CMC-BJP blame game over state of Maidan after Modi rally

By TT Bureau in Calcutta
  • Published 6.04.19, 4:00 AM
  • Updated 6.04.19, 4:00 AM
  • 2 mins read
  •  
The Brigade Parade Grounds after it was cleaned on Friday. Picture by Pradip Sanyal

The Brigade Parade Grounds was restored on Friday, after remaining under thermocol plates and plastic bags and cups since the BJP rally on Wednesday.

The BJP as well as the Calcutta Municipal Corporation claimed credit for the clean-up and accused each other for not doing its bit in cleaning up the city’s lungs over the past two days.

Metro visited the ground twice on Friday, around 10am and 5pm. The ground had been restored by the second visit, barring the lone hangar that stood in the middle of the greens.

A battery of mini-trucks with sacks of garbage and aluminium sheets used to build the hangars stood on the Maidan. Altogether, nine hangars had been set up for the rally.

During the morning visit, this newspaper saw around 50 people — BJP volunteers and labourers — cleaning up the ground. They were stashing the abandoned items into sacks, which were being loaded on mini-trucks.

This newspaper reported on Friday that plastic cups, crumpled pieces of paper, plastic bottles and plates with leftover food were strewn all around on Thursday afternoon, more than 24 hours after Prime Minister Narendra Modi had addressed the rally.

As for their Friday’s clean-up drive, Prasenjit Bhowmick, a BJP leader and the state convenor of the Swachh Bharat Mission, said: “Our volunteers started removing the litter at 6.30am. The work got over after 4pm.”

A clean-up drive on the Maidan supervised by BJP leaders on Friday morning.
A clean-up drive on the Maidan supervised by BJP leaders on Friday morning. Picture by Gautam Bose

Sanjay Singh, one of the state general secretaries of the party, was supervising the clean-up. “More than 250 volunteers and around 50 labourers did the job,” he told this newspaper in the evening.

“More than 600 sacks of garbage had been collected from the Maidan. More than 15 mini-trucks made a number of rounds to remove the litter.”

A team of BJP volunteers had removed some litter on Thursday but had to suspend the drive to make room for workers dismantling the hangars.

The CMC, on its part, claimed credit for the clean-up and blamed the BJP for doing too little too late.

“We had sent a notice to the Bengal BJP for not starting the clean-up after the rally ended on Wednesday.
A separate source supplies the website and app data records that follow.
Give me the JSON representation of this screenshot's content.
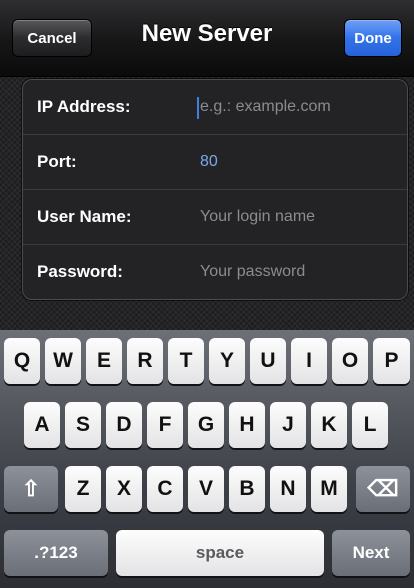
{
  "navbar": {
    "title": "New Server",
    "cancel_label": "Cancel",
    "done_label": "Done"
  },
  "form": {
    "fields": [
      {
        "label": "IP Address:",
        "placeholder": "e.g.: example.com",
        "value": ""
      },
      {
        "label": "Port:",
        "placeholder": "",
        "value": "80"
      },
      {
        "label": "User Name:",
        "placeholder": "Your login name",
        "value": ""
      },
      {
        "label": "Password:",
        "placeholder": "Your password",
        "value": ""
      }
    ]
  },
  "keyboard": {
    "row1": [
      "Q",
      "W",
      "E",
      "R",
      "T",
      "Y",
      "U",
      "I",
      "O",
      "P"
    ],
    "row2": [
      "A",
      "S",
      "D",
      "F",
      "G",
      "H",
      "J",
      "K",
      "L"
    ],
    "row3": [
      "Z",
      "X",
      "C",
      "V",
      "B",
      "N",
      "M"
    ],
    "shift_symbol": "⇧",
    "delete_symbol": "⌫",
    "numbers_label": ".?123",
    "space_label": "space",
    "next_label": "Next"
  }
}
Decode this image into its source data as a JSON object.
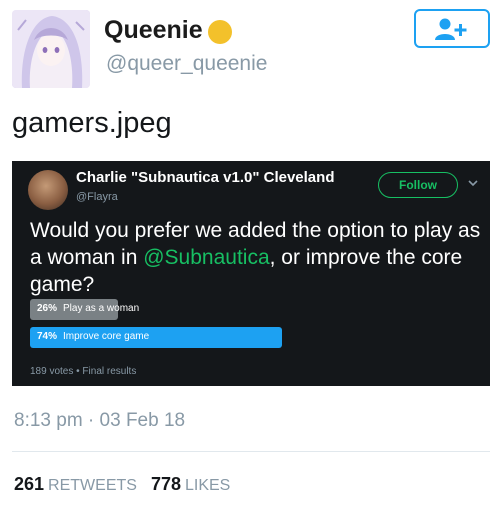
{
  "profile": {
    "display_name": "Queenie",
    "handle": "@queer_queenie"
  },
  "tweet": {
    "text": "gamers.jpeg",
    "timestamp": "8:13 pm · 03 Feb 18",
    "retweets_count": "261",
    "retweets_label": "RETWEETS",
    "likes_count": "778",
    "likes_label": "LIKES"
  },
  "embedded_tweet": {
    "name": "Charlie \"Subnautica v1.0\" Cleveland",
    "handle": "@Flayra",
    "follow_label": "Follow",
    "question_before": "Would you prefer we added the option to play as a woman in ",
    "question_mention": "@Subnautica",
    "question_after": ", or improve the core game?",
    "poll": {
      "options": [
        {
          "percent": "26%",
          "label": "Play as a woman",
          "fraction": 0.26
        },
        {
          "percent": "74%",
          "label": "Improve core game",
          "fraction": 0.74
        }
      ],
      "meta": "189 votes • Final results"
    }
  },
  "icons": {
    "follow": "add-user-icon",
    "verified": "emoji-circle-icon",
    "menu": "chevron-down-icon"
  },
  "colors": {
    "accent": "#1da1f2",
    "embed_bg": "#14171a",
    "mention": "#17bf63",
    "muted": "#8899a6",
    "bar_grey": "#7a8185"
  }
}
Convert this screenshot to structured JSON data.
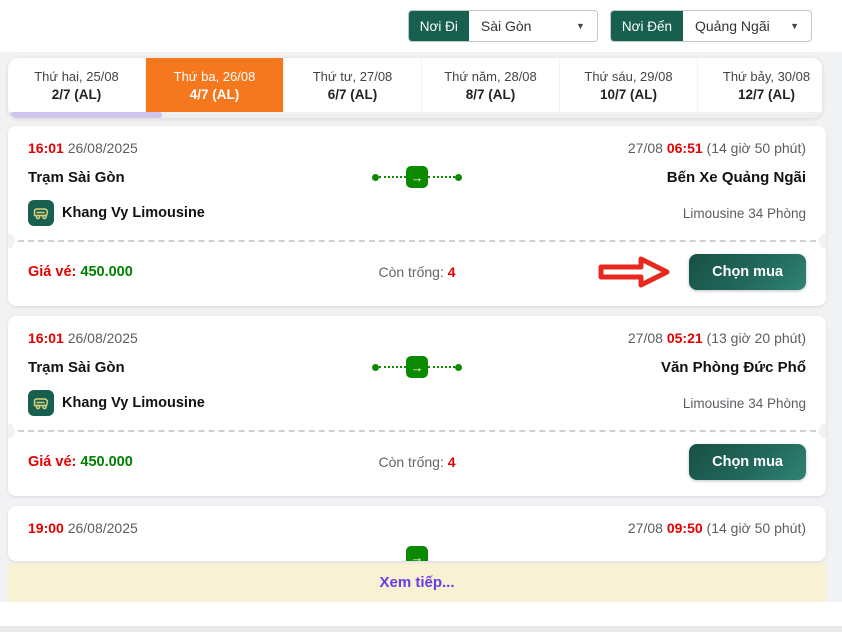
{
  "search": {
    "origin": {
      "label": "Nơi Đi",
      "value": "Sài Gòn"
    },
    "destination": {
      "label": "Nơi Đến",
      "value": "Quảng Ngãi"
    }
  },
  "date_tabs": [
    {
      "day": "Thứ hai, 25/08",
      "lunar": "2/7 (AL)"
    },
    {
      "day": "Thứ ba, 26/08",
      "lunar": "4/7 (AL)"
    },
    {
      "day": "Thứ tư, 27/08",
      "lunar": "6/7 (AL)"
    },
    {
      "day": "Thứ năm, 28/08",
      "lunar": "8/7 (AL)"
    },
    {
      "day": "Thứ sáu, 29/08",
      "lunar": "10/7 (AL)"
    },
    {
      "day": "Thứ bảy, 30/08",
      "lunar": "12/7 (AL)"
    }
  ],
  "active_tab_index": 1,
  "trips": [
    {
      "depart_time": "16:01",
      "depart_date": "26/08/2025",
      "arrive_prefix": "27/08",
      "arrive_time": "06:51",
      "duration": "(14 giờ 50 phút)",
      "from": "Trạm Sài Gòn",
      "to": "Bến Xe Quảng Ngãi",
      "operator": "Khang Vy Limousine",
      "vehicle": "Limousine 34 Phòng",
      "price_label": "Giá vé:",
      "price": "450.000",
      "seats_label": "Còn trống:",
      "seats": "4",
      "buy_label": "Chọn mua"
    },
    {
      "depart_time": "16:01",
      "depart_date": "26/08/2025",
      "arrive_prefix": "27/08",
      "arrive_time": "05:21",
      "duration": "(13 giờ 20 phút)",
      "from": "Trạm Sài Gòn",
      "to": "Văn Phòng Đức Phổ",
      "operator": "Khang Vy Limousine",
      "vehicle": "Limousine 34 Phòng",
      "price_label": "Giá vé:",
      "price": "450.000",
      "seats_label": "Còn trống:",
      "seats": "4",
      "buy_label": "Chọn mua"
    },
    {
      "depart_time": "19:00",
      "depart_date": "26/08/2025",
      "arrive_prefix": "27/08",
      "arrive_time": "09:50",
      "duration": "(14 giờ 50 phút)"
    }
  ],
  "load_more_label": "Xem tiếp...",
  "icons": {
    "chevron_down": "▼",
    "route_arrow": "→"
  },
  "colors": {
    "accent_orange": "#F5781F",
    "brand_teal": "#17604F",
    "highlight_red": "#E30000",
    "price_green": "#008000",
    "route_green": "#0B8A00",
    "link_purple": "#6A3BE8",
    "load_more_bg": "#F9F1D3",
    "scrollbar_thumb": "#CFC4EC"
  }
}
They did not even bother to appeal to us to restore the ground,” said Debabrata Majumder, mayoral council member in charge of solid waste management.
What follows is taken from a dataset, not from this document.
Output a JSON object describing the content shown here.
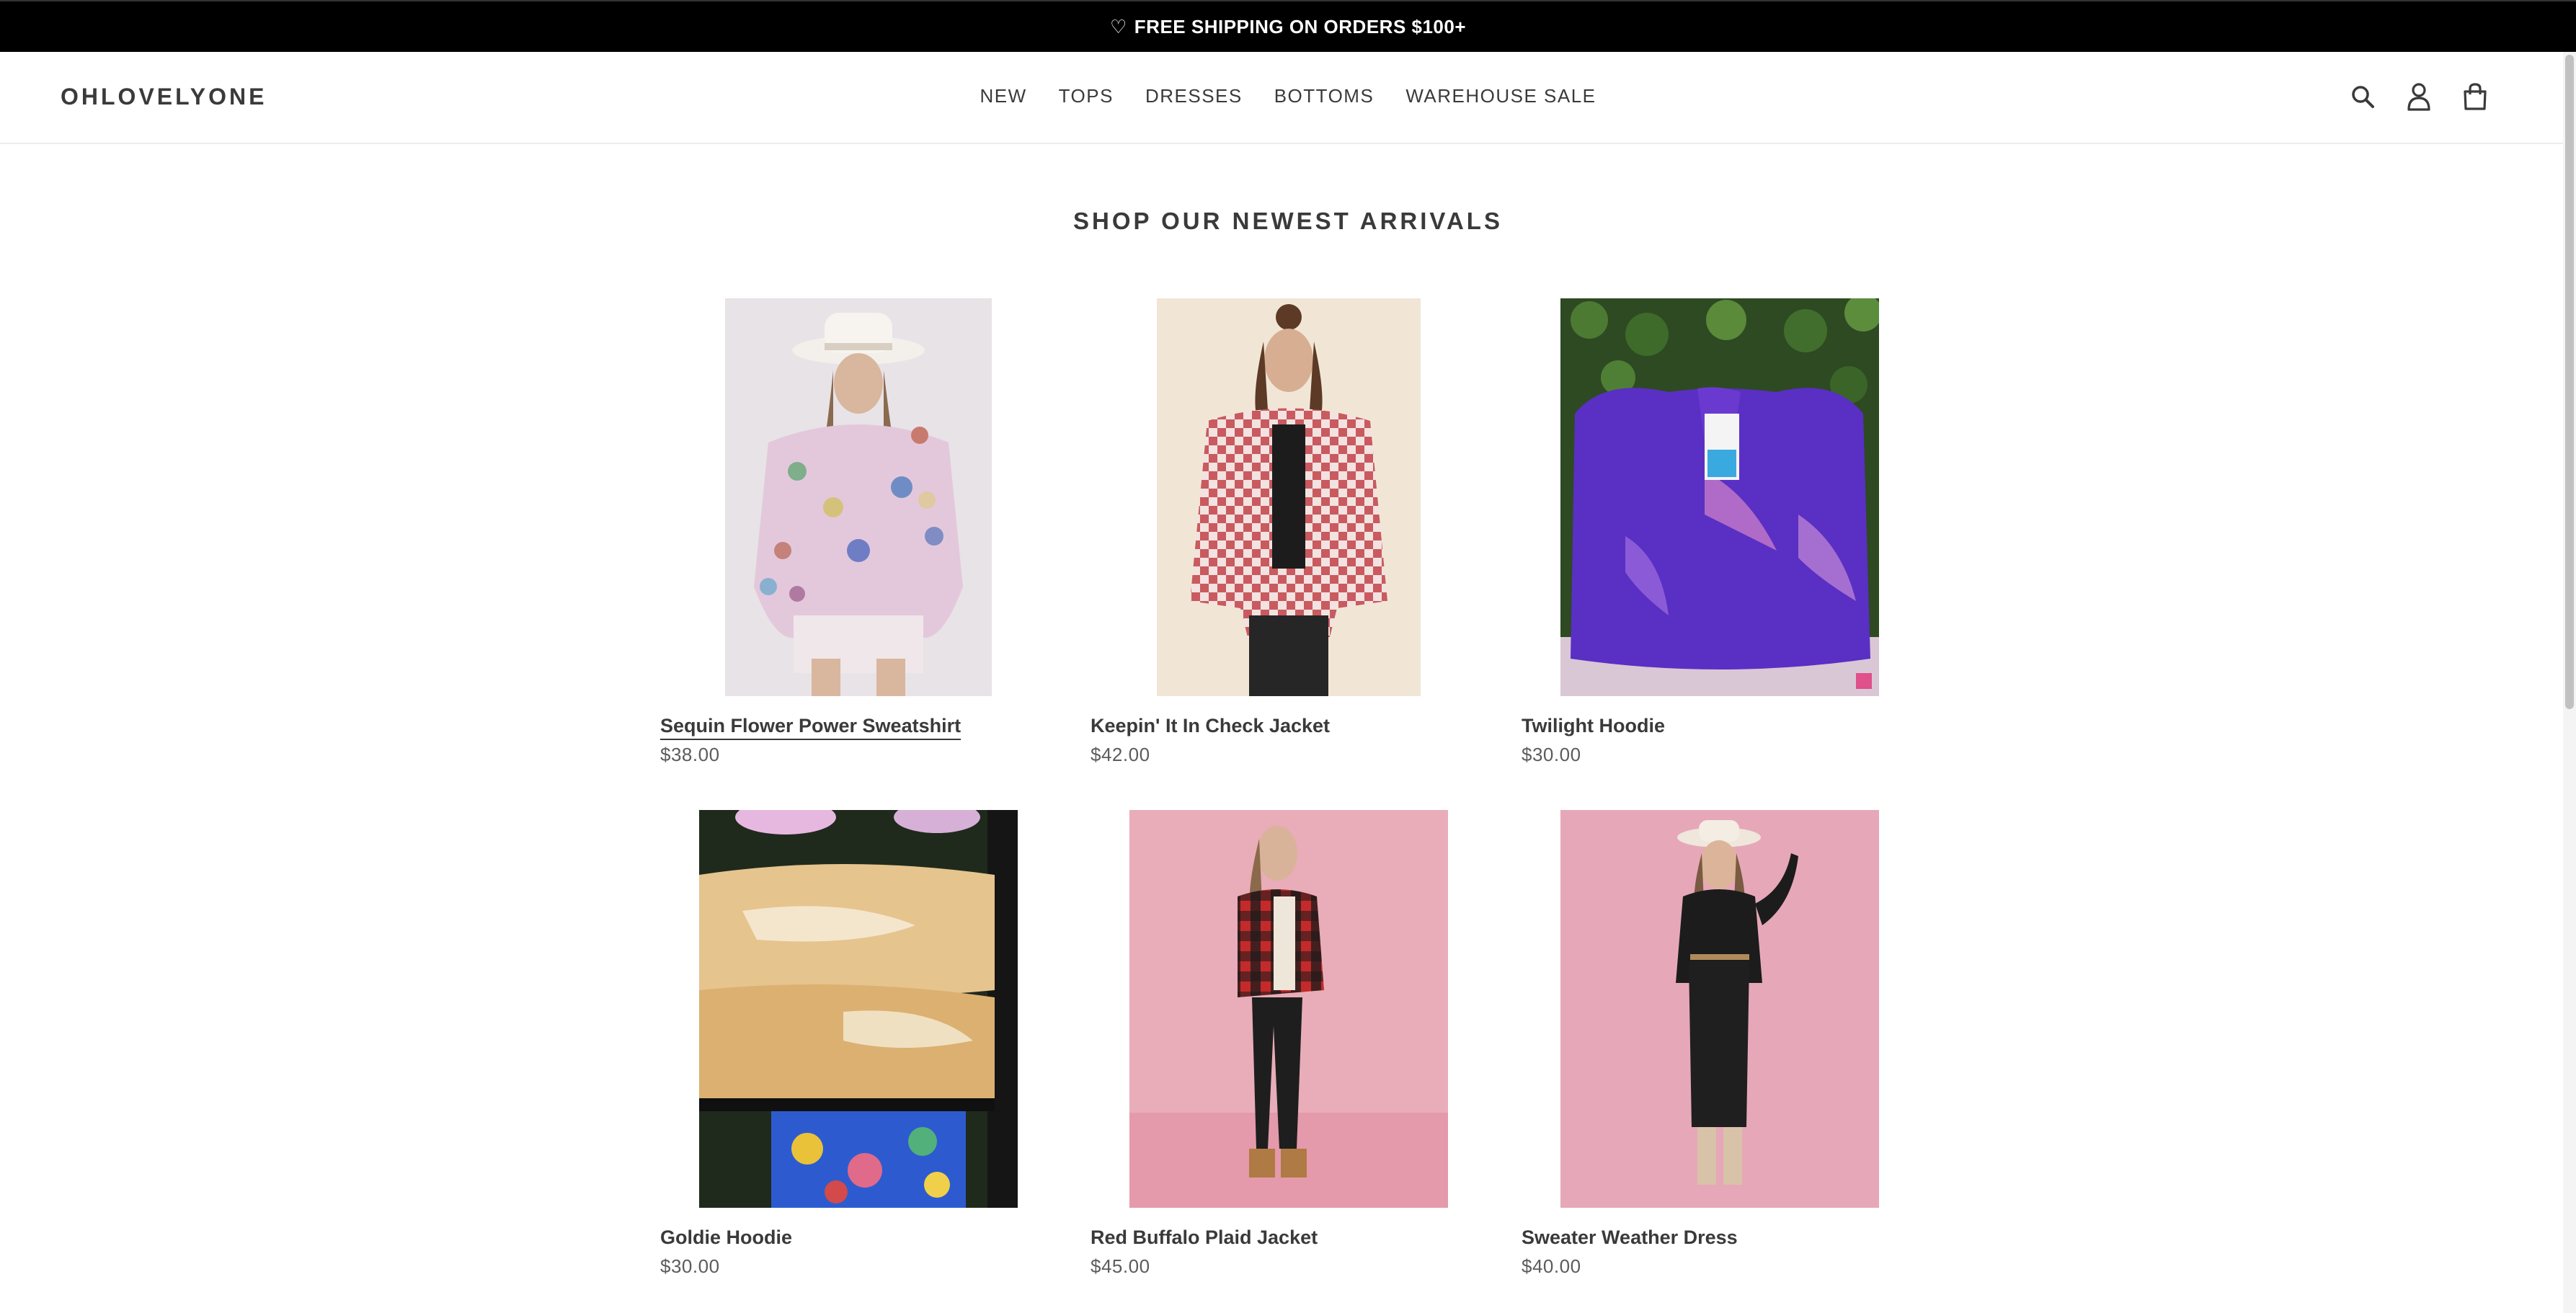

The civic body, he said, sent multiple teams to the Maidan to remove the garbage. “I supervised the operation on one stretch. We deployed 50 men, 10 battery-powered vehicles and a movable compactor on that stretch,” said Shailendra Singh, a solid waste management overseer at the CMC.

An official said 250 men, split into five groups, were involved in the clean-up at the entire rally site. Twenty battery-power vehicles and two movable compactors were involved.
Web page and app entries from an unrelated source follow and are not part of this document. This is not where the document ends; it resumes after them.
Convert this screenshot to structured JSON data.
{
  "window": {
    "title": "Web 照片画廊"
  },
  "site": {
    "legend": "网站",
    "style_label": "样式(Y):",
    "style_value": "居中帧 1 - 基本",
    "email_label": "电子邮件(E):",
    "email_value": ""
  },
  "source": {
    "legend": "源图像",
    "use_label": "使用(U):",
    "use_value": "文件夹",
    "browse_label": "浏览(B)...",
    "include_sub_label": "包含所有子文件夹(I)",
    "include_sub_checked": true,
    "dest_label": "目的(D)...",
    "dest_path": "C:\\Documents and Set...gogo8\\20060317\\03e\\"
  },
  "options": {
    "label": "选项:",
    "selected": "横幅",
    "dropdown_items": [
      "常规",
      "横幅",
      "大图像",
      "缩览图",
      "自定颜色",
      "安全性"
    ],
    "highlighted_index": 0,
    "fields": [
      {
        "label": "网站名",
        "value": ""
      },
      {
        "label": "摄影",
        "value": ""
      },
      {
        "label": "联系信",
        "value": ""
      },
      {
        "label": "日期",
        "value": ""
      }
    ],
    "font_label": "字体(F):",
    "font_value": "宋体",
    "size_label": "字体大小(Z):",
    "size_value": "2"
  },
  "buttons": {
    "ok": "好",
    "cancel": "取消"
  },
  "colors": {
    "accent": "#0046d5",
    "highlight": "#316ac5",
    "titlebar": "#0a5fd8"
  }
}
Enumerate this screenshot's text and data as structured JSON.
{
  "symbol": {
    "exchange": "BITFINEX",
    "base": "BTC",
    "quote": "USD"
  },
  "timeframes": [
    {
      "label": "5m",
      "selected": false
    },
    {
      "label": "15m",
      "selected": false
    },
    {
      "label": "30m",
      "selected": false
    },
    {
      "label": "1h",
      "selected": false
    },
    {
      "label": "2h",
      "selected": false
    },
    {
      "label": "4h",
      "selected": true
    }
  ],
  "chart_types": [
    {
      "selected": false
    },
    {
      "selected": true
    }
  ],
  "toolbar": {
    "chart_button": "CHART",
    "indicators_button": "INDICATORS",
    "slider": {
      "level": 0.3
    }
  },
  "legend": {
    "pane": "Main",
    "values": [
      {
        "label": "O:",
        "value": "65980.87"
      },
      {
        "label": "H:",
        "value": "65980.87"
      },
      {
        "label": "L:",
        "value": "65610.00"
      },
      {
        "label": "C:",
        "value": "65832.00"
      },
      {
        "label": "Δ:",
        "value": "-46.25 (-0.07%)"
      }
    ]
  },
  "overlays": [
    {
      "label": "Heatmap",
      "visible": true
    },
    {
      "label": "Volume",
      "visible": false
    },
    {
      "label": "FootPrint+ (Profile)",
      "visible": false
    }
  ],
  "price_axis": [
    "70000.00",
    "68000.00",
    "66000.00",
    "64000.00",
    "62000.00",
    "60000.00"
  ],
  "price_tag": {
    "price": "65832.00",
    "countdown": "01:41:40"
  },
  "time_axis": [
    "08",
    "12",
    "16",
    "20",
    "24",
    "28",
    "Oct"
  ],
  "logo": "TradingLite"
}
Singh said only the stretch under the hangars and a few other parts of the rally site had been cleaned by the time the civic teams arrived. “Long stretches along the Elliot Park-end of the ground were still covered with litter. Garbage sacks were lying at several corners. We took them to the nearest compactor stations in Bhowanipore and Kidderpore,” said Singh.

Sanjay Singh of the BJP, who said he had been overseeing the clean-up by his party volunteers since 7am, claimed: “I did not see any team from the CMC.”

The CMC’s delayed response was in contrast to what it does after Trinamul’s July 21 rally. A battery of men and machines descend on the Brigade Parade Grounds to remove the garbage immediately after the rally ends.

Mayor Firhad Hakim had said on Thursday the BJP had not sought the CMC’s help in cleaning the ground.